SEATTLE — Matches between the Seattle Sounders and San Jose Earthquakes normally result in slugfests. Tactically, Saturday's 4-0 match was one of the more dynamic in recent history involving these opponents.
Some personnel rearrangements on both sides resulted in empty-bucket 4-4-2 formations for each team. Seattle's Osvaldo Alonso and Servando Carrasco reprised their complementary roles from Wednesday's 1-0 win at Sporting Kansas City, and San Jose moved Rafael Baca out of the middle to wide on the right, sliding Ramiro Corrales in to play alongside Sam Cronin.
The difference in this match came in the way teams utilized the space opened up by not having an attacking player underneath the strikers. Seattle's front four players — Eddie Johnson and Lamar Neagle at forward, Brad Evans and Mauro Rosales out wide — interchanged and moved more dynamically than San Jose's quartet.
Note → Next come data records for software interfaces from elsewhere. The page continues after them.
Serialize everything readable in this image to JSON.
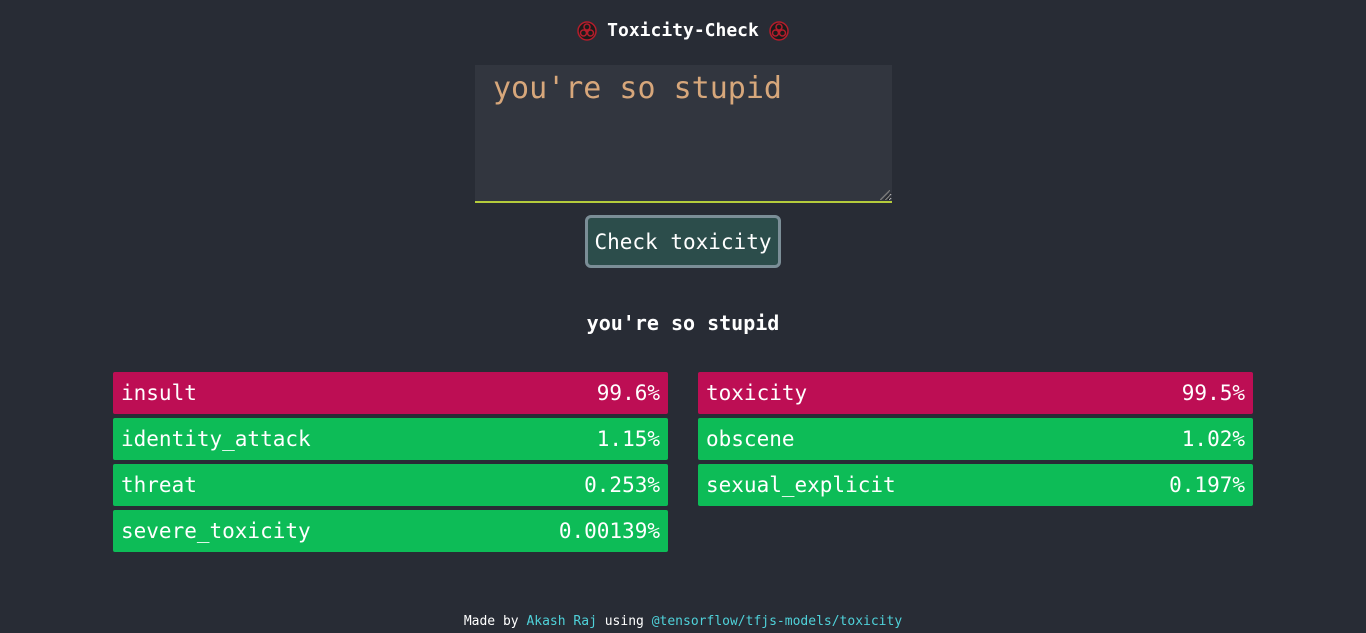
{
  "header": {
    "title": "Toxicity-Check",
    "left_icon": "hazard-icon",
    "right_icon": "hazard-icon",
    "icon_color": "#b31d2b"
  },
  "input": {
    "value": "you're so stupid",
    "placeholder": ""
  },
  "button": {
    "label": "Check toxicity"
  },
  "analyzed_text": "you're so stupid",
  "results": {
    "left": [
      {
        "label": "insult",
        "value": "99.6%",
        "status": "toxic"
      },
      {
        "label": "identity_attack",
        "value": "1.15%",
        "status": "safe"
      },
      {
        "label": "threat",
        "value": "0.253%",
        "status": "safe"
      },
      {
        "label": "severe_toxicity",
        "value": "0.00139%",
        "status": "safe"
      }
    ],
    "right": [
      {
        "label": "toxicity",
        "value": "99.5%",
        "status": "toxic"
      },
      {
        "label": "obscene",
        "value": "1.02%",
        "status": "safe"
      },
      {
        "label": "sexual_explicit",
        "value": "0.197%",
        "status": "safe"
      }
    ]
  },
  "colors": {
    "background": "#282c35",
    "toxic": "#bd0e54",
    "safe": "#0dbc57",
    "link": "#4fd1d9",
    "input_text": "#d7a77b"
  },
  "footer": {
    "made_by": "Made by",
    "author": "Akash Raj",
    "using": "using",
    "library": "@tensorflow/tfjs-models/toxicity"
  }
}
At times, the Sounders' top four held even spacing horizontally, and the majority of their offensive-minded activity occurred within the same space under the penalty area. The forwards held deeper than usual, while the wingers tucked in often, all four crisscrossing at about the point a central attacking player would normally operate.
This may be the solution Seattle has been looking for.
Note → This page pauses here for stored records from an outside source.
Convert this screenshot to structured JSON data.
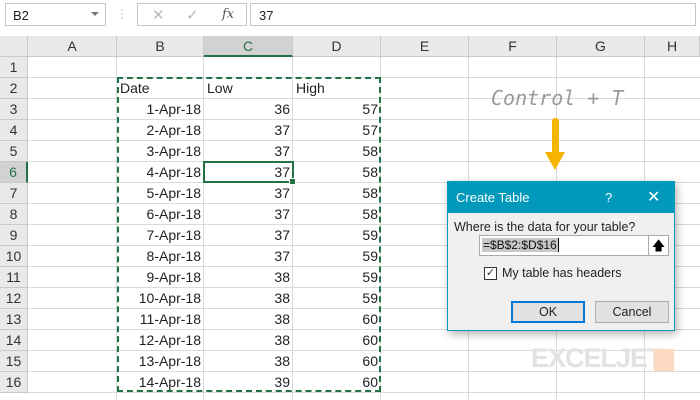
{
  "formula_bar": {
    "name_box": "B2",
    "formula": "37",
    "cancel_icon": "✕",
    "enter_icon": "✓",
    "fx_icon": "fx"
  },
  "columns": [
    "A",
    "B",
    "C",
    "D",
    "E",
    "F",
    "G",
    "H"
  ],
  "rows": [
    "1",
    "2",
    "3",
    "4",
    "5",
    "6",
    "7",
    "8",
    "9",
    "10",
    "11",
    "12",
    "13",
    "14",
    "15",
    "16"
  ],
  "headers": {
    "date": "Date",
    "low": "Low",
    "high": "High"
  },
  "data": [
    [
      "1-Apr-18",
      "36",
      "57"
    ],
    [
      "2-Apr-18",
      "37",
      "57"
    ],
    [
      "3-Apr-18",
      "37",
      "58"
    ],
    [
      "4-Apr-18",
      "37",
      "58"
    ],
    [
      "5-Apr-18",
      "37",
      "58"
    ],
    [
      "6-Apr-18",
      "37",
      "58"
    ],
    [
      "7-Apr-18",
      "37",
      "59"
    ],
    [
      "8-Apr-18",
      "37",
      "59"
    ],
    [
      "9-Apr-18",
      "38",
      "59"
    ],
    [
      "10-Apr-18",
      "38",
      "59"
    ],
    [
      "11-Apr-18",
      "38",
      "60"
    ],
    [
      "12-Apr-18",
      "38",
      "60"
    ],
    [
      "13-Apr-18",
      "38",
      "60"
    ],
    [
      "14-Apr-18",
      "39",
      "60"
    ]
  ],
  "annotation": "Control + T",
  "dialog": {
    "title": "Create Table",
    "help": "?",
    "close": "✕",
    "prompt": "Where is the data for your table?",
    "range": "=$B$2:$D$16",
    "collapse_icon": "🡅",
    "checkbox_label": "My table has headers",
    "checked": true,
    "ok": "OK",
    "cancel": "Cancel"
  },
  "logo": "EXCELJET",
  "colors": {
    "accent": "#217346",
    "dialog_title": "#0099bc",
    "arrow": "#f4b400"
  }
}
In previous matches, with forwards stretching high and wingers staying wide, the gap in the middle loomed large. Without somebody there to connect the top and bottom parts of the lineup, the Sounders struggled to get any offense going through the middle of the field.
The Sounders' former struggles in that area were on display again on Saturday, but on the opposite end of the field. San Jose's scoring chances came primarily from crosses into the box (the Earthquakes had 22 open-play crosses to the Sounders' 12), with little created in the middle. Any ball Chris Wondolowski or Alan Gordon received when they checked back usually ended up played backward or sideways.
Underneath the top four, Carrasco and Alonso held firmly. Their defensive activity compared to San Jose central pair Sam Cronin and Ramiro Corrales' told a similar story in terms of each team's offense: Seattle utilized the deep central space much better than San Jose, whose attempts were broken up time after time in that area. By comparison, San Jose won the ball more often in wide areas.
Carrasco and Alonso on one side and Cronin and Corrales on the other occupied pretty much the same space. Neither strayed too far from center, except when Baca moved in as Corrales was substituted. Cronin pushed up the most out of all four, but he struggled to get much going for San Jose offensively. Both teams' relatively deep lines of defensive confrontation — at times inside their own half — didn't allow for much play through the middle of midfield.
When Shalrie Joseph is healthy enough to start, he will likely slot in next to Alonso. The only question that remains is where Obafemi Martins fits in when he is 100 percent. Despite Neagle's stellar performance on Saturday, the most logical answer is that Martins will take his place. When teams pay a player as much as the Sounders do Martins, he has to be in the lineup.